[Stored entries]
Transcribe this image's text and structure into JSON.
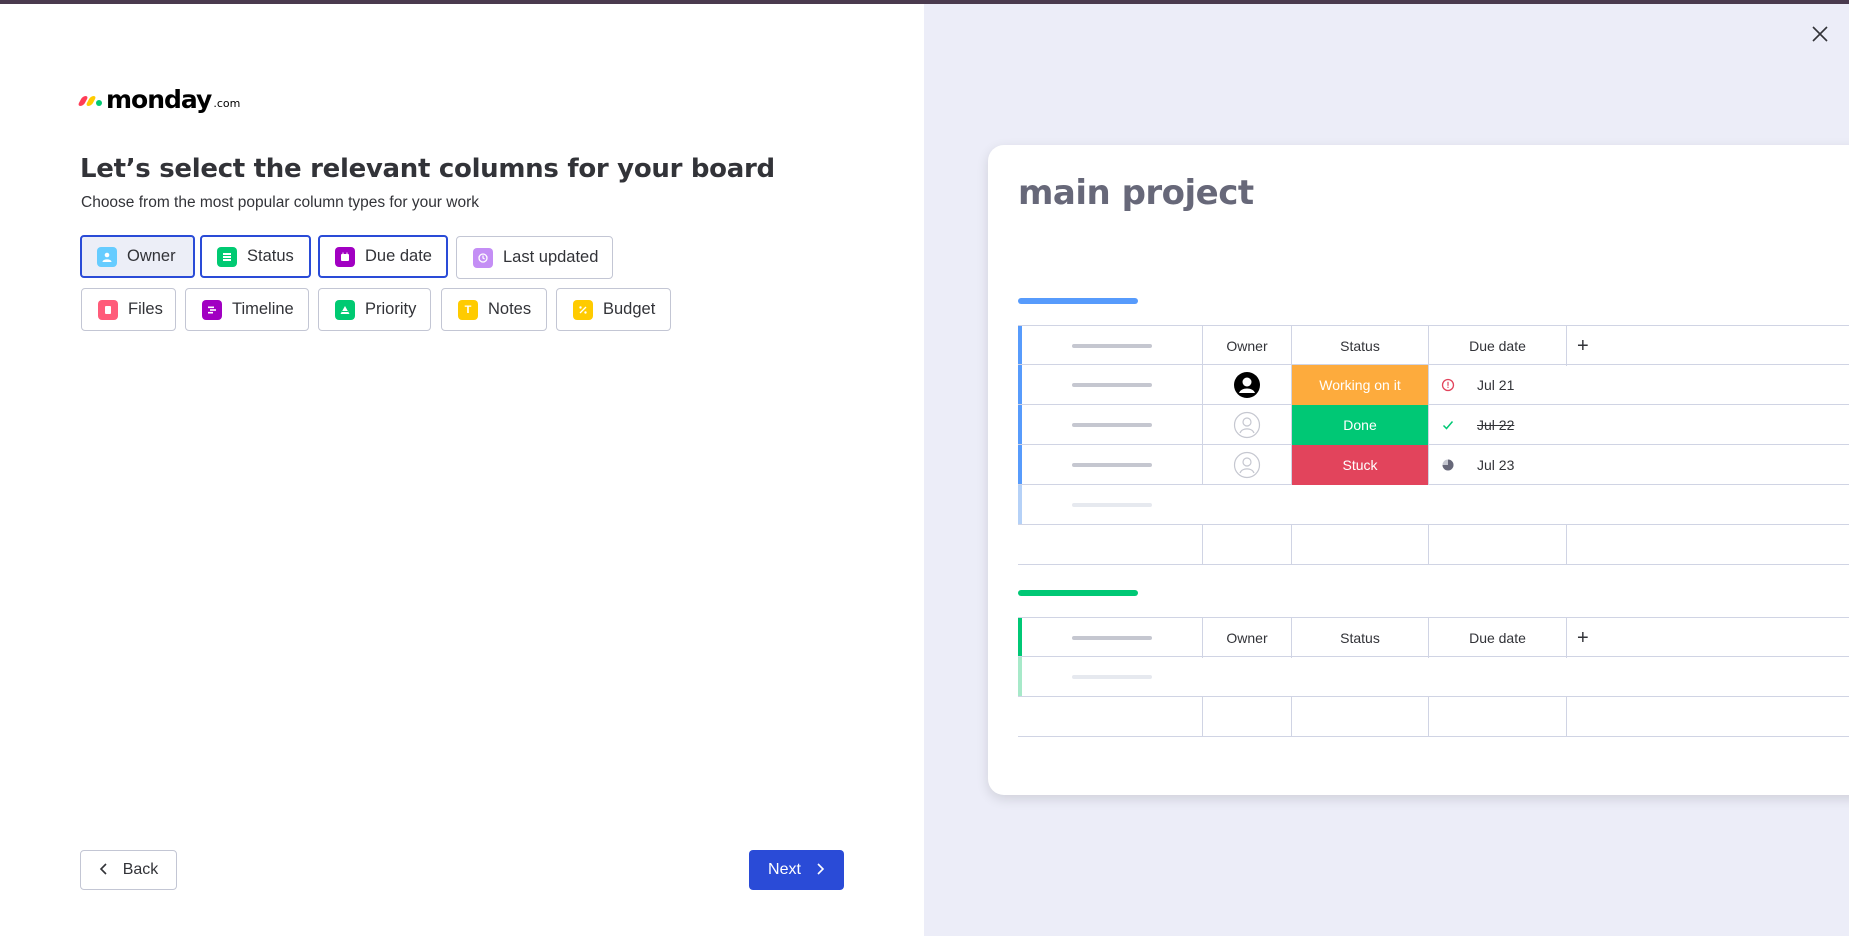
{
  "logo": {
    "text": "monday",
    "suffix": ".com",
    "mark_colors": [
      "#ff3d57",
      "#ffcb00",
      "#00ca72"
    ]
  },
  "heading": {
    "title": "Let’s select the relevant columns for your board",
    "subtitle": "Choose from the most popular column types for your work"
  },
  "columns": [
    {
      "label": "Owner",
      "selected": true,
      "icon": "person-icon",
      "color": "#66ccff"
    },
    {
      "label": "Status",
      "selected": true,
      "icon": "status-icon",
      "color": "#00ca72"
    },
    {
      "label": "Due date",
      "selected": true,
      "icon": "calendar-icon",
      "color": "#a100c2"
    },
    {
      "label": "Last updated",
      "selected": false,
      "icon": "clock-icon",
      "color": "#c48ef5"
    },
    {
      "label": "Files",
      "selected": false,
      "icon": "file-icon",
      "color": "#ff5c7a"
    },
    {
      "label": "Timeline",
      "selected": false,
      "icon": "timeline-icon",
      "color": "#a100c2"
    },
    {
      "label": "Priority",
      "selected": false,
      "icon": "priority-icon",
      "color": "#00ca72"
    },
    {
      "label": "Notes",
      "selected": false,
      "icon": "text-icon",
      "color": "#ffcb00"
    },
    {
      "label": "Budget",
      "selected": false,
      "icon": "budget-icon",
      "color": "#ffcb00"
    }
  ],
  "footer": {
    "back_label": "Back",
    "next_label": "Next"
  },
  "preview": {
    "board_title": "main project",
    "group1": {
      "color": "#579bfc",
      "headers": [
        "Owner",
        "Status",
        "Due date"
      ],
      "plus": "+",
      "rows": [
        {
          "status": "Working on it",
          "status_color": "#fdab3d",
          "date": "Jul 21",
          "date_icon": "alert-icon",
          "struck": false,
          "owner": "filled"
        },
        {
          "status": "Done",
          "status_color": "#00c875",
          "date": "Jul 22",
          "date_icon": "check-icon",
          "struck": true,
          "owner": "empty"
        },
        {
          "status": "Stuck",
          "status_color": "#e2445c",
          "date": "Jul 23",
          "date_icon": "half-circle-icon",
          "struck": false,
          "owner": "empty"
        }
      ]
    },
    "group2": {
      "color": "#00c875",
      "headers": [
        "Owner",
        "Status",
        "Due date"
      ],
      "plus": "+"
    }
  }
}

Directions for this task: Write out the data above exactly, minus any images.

Reply to the task:
Transcribe this image's text and structure into JSON.
{
  "logo": {
    "text": "monday",
    "suffix": ".com",
    "mark_colors": [
      "#ff3d57",
      "#ffcb00",
      "#00ca72"
    ]
  },
  "heading": {
    "title": "Let’s select the relevant columns for your board",
    "subtitle": "Choose from the most popular column types for your work"
  },
  "columns": [
    {
      "label": "Owner",
      "selected": true,
      "icon": "person-icon",
      "color": "#66ccff"
    },
    {
      "label": "Status",
      "selected": true,
      "icon": "status-icon",
      "color": "#00ca72"
    },
    {
      "label": "Due date",
      "selected": true,
      "icon": "calendar-icon",
      "color": "#a100c2"
    },
    {
      "label": "Last updated",
      "selected": false,
      "icon": "clock-icon",
      "color": "#c48ef5"
    },
    {
      "label": "Files",
      "selected": false,
      "icon": "file-icon",
      "color": "#ff5c7a"
    },
    {
      "label": "Timeline",
      "selected": false,
      "icon": "timeline-icon",
      "color": "#a100c2"
    },
    {
      "label": "Priority",
      "selected": false,
      "icon": "priority-icon",
      "color": "#00ca72"
    },
    {
      "label": "Notes",
      "selected": false,
      "icon": "text-icon",
      "color": "#ffcb00"
    },
    {
      "label": "Budget",
      "selected": false,
      "icon": "budget-icon",
      "color": "#ffcb00"
    }
  ],
  "footer": {
    "back_label": "Back",
    "next_label": "Next"
  },
  "preview": {
    "board_title": "main project",
    "group1": {
      "color": "#579bfc",
      "headers": [
        "Owner",
        "Status",
        "Due date"
      ],
      "plus": "+",
      "rows": [
        {
          "status": "Working on it",
          "status_color": "#fdab3d",
          "date": "Jul 21",
          "date_icon": "alert-icon",
          "struck": false,
          "owner": "filled"
        },
        {
          "status": "Done",
          "status_color": "#00c875",
          "date": "Jul 22",
          "date_icon": "check-icon",
          "struck": true,
          "owner": "empty"
        },
        {
          "status": "Stuck",
          "status_color": "#e2445c",
          "date": "Jul 23",
          "date_icon": "half-circle-icon",
          "struck": false,
          "owner": "empty"
        }
      ]
    },
    "group2": {
      "color": "#00c875",
      "headers": [
        "Owner",
        "Status",
        "Due date"
      ],
      "plus": "+"
    }
  }
}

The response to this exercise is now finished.